Excited by a good covering of snow that Thanksgiving morning, I’d gotten out early, driven the short distance to the landing on my neighbor’s property, canoed downstream, and hustled the 250 yards to a ground blind I’d constructed on the top of a small ridge overlooking a well-worn deer trail.
Maine inspires good writing. Some writers are natives, some adopted, some write sitting in a local bar, some in a remote cabin, some write just one novel or work on nonfiction, some crank them out year after year.
While I’m a lifelong reader of all things Maine, devoted to books I can hold in my hand and to local bookstores (for both new and used books), and a trustee of my local library for 34 years, I am discovering that the new world of self-publishing is populated by some good writers.

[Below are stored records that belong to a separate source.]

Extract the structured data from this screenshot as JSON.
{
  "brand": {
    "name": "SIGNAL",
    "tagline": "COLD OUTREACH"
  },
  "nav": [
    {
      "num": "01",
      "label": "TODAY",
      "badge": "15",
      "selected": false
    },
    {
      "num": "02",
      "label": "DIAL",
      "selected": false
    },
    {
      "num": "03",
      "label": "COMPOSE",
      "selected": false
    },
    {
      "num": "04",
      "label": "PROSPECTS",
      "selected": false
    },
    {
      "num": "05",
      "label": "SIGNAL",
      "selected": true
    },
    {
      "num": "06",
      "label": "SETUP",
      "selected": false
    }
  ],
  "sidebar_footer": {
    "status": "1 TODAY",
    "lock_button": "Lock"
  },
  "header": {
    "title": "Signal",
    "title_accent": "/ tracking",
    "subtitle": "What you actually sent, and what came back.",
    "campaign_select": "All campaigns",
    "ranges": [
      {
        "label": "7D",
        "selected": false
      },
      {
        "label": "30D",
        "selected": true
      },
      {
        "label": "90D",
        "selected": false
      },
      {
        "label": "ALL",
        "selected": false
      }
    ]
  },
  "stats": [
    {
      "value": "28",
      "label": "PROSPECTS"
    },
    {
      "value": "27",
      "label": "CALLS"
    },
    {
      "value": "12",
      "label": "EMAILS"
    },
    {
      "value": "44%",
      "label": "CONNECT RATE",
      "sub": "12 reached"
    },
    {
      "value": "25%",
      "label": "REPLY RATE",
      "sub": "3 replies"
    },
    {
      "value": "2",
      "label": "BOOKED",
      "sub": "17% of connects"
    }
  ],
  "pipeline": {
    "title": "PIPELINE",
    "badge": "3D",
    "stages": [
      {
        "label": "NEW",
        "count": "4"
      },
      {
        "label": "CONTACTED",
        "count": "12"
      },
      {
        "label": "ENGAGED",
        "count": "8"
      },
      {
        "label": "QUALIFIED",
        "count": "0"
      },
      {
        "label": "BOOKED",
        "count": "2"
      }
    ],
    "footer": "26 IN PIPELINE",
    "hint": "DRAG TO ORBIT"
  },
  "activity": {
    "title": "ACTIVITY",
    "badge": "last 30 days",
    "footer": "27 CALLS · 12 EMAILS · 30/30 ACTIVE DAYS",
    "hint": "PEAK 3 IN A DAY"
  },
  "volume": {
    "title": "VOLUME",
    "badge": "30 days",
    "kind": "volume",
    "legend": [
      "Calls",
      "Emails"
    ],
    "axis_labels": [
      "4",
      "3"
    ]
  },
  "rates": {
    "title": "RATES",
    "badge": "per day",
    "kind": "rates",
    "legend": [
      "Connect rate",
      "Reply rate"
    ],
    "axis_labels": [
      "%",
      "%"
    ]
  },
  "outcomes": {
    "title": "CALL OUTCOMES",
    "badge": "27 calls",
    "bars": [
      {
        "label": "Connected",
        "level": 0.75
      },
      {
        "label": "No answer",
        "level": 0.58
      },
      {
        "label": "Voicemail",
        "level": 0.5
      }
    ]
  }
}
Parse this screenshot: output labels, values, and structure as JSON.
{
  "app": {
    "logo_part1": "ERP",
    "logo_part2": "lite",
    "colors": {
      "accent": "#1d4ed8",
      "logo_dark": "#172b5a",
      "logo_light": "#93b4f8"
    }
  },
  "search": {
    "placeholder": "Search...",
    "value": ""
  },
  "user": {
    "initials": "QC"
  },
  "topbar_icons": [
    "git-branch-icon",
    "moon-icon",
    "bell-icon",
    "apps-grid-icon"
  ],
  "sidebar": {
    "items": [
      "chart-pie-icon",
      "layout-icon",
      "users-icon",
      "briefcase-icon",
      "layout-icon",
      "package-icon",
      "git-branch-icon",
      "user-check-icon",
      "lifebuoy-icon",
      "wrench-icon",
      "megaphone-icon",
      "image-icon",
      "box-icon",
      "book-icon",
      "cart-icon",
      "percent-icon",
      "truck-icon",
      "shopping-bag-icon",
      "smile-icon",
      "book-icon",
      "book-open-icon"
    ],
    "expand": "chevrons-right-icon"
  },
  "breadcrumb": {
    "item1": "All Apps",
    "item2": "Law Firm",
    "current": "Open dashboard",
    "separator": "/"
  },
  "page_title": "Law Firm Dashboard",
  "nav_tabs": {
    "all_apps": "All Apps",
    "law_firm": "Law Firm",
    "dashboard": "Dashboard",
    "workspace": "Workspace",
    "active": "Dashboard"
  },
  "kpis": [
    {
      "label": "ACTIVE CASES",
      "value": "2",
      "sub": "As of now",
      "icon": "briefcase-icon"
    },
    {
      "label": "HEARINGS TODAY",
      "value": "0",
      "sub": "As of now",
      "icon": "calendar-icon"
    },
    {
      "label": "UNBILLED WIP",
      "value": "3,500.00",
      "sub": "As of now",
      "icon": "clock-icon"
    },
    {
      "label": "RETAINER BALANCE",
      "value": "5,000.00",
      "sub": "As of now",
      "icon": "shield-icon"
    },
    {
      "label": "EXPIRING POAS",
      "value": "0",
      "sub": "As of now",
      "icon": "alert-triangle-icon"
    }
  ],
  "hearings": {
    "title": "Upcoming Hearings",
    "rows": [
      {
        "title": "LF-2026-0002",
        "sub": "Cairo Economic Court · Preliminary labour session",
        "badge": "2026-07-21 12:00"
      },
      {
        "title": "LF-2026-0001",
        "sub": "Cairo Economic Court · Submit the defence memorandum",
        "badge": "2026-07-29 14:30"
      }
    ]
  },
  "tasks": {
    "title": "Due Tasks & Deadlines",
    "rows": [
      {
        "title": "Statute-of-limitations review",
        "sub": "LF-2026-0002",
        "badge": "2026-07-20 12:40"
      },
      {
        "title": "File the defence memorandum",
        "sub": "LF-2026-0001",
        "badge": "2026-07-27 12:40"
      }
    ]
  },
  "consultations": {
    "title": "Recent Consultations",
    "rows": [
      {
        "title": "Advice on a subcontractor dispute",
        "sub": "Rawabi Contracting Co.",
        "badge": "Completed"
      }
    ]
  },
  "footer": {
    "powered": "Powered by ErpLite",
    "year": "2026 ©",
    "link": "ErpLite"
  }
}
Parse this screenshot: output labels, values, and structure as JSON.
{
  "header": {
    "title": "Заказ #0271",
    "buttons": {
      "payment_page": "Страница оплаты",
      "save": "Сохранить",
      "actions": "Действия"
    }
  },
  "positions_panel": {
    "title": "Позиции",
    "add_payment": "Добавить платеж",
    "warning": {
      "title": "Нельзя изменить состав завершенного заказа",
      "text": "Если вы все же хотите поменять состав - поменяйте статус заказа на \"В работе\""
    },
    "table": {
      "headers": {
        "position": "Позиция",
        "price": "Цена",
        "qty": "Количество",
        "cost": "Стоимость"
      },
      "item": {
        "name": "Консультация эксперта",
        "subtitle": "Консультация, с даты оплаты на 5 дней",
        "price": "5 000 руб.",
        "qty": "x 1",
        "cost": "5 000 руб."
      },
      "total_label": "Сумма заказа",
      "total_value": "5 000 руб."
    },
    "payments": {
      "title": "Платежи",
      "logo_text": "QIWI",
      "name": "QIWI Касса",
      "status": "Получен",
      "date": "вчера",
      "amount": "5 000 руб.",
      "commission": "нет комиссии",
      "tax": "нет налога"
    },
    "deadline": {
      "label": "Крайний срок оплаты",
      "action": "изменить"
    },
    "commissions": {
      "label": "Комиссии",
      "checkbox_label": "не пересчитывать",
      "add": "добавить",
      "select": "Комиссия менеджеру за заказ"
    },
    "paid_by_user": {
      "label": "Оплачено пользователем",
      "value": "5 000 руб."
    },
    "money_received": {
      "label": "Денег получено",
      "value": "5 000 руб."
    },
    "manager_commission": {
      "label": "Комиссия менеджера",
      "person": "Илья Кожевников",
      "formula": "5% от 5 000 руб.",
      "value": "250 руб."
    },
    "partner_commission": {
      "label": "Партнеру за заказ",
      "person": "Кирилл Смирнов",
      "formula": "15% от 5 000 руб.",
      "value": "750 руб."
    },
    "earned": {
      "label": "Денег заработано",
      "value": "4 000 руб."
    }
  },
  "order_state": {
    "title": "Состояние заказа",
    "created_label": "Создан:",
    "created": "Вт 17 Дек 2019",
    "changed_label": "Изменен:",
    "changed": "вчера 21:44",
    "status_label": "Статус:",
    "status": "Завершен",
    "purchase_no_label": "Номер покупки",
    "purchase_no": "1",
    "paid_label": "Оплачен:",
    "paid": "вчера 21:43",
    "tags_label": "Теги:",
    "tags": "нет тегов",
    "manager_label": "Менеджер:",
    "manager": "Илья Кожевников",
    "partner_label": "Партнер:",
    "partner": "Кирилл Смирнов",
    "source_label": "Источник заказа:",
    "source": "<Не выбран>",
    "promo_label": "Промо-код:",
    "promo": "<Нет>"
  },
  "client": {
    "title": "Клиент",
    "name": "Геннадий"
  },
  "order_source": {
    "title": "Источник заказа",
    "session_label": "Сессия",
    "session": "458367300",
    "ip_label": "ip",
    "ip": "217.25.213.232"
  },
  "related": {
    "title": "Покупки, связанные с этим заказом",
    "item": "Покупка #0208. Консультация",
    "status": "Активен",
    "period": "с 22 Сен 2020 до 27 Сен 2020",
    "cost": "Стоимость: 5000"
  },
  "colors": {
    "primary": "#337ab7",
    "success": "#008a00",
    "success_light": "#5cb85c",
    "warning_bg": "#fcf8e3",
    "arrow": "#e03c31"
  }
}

Roger Woodbury is one of those writers. Now a full-time author of short stories and novels, Roger has an interesting background. He taught socially and economically disadvantaged children in an inner city school, sold insurance, purchased and restored antique buildings, and even acted in theater productions. Great fodder for his novels!
A famous Maine chef is cooking at Gardiner's Water Street Cafe - and we bet you don't even know it!
I always get a lot of inquiries in November from deer hunters asking why we can’t hunt on Sundays. Here’s my answer.
Sunday hunting was banned in Maine on February 28, 1883, and I don’t think we’ll ever hunt on Sundays here because – well, because we haven’t since 1883.
Only six states prohibit Sunday hunting, and in one of those, Virginia, Safari Club International recently filed a lawsuit challenging the ban, arguing that it is unconstitutional under both the U.S. Constitution and the Virginia Constitution that includes a right to hunt.